What you'll learn

  • Explain the basic function of cellular telephone networks, WiFi, and other networking technologies.
  • Explain the evolution of privacy rights through the U.S. constitution's 4th amendment, particularly as applied to content and context surveillance.
  • Identify types of cryptography used to secure wired and wireless networks.
  • Consider the implications of different forms of surveillance and how they impact an individual's privacy in society.
  • Evaluate contemporary surveillance and security decisions/laws.
  • Increase their ability to apply ethical thinking and judgment to a wide range of privacy and surveillance situations.
  • Interpret how using complex and powerful technologies to collect personal data can impact individuals, corporations, markets, and societies.

Additional information

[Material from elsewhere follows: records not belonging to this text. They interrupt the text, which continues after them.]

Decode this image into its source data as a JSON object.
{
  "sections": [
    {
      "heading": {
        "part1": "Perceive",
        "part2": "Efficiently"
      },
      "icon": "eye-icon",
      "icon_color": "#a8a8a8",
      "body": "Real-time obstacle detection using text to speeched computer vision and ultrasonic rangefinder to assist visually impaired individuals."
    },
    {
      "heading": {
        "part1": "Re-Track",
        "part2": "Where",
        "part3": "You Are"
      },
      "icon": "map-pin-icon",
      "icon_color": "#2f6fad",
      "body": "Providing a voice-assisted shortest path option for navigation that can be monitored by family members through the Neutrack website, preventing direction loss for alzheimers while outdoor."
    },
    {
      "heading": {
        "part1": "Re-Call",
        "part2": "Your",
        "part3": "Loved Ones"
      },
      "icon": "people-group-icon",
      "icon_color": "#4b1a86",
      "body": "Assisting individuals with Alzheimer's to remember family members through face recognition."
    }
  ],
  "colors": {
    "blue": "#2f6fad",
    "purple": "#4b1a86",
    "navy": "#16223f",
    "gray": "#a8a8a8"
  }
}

Stephen B. Wicker Stephen Wicker is a professor of electrical and computer engineering at Cornell University and a member of the graduate fields of computer science, information science, and applied mathematics. He teaches and conducts research in wireless information networks, cellular networks, and digital telephony. He currently focuses on the interface between information networking technology, law, and sociology, with a particular emphasis on how design choices and regulation can affect the privacy and speech rights of users. Wicker is the Cornell principal investigator for the TRUST Science and Technology Center—a National Science Foundation center dedicated to the development of technologies for securing the nation’s critical infrastructure.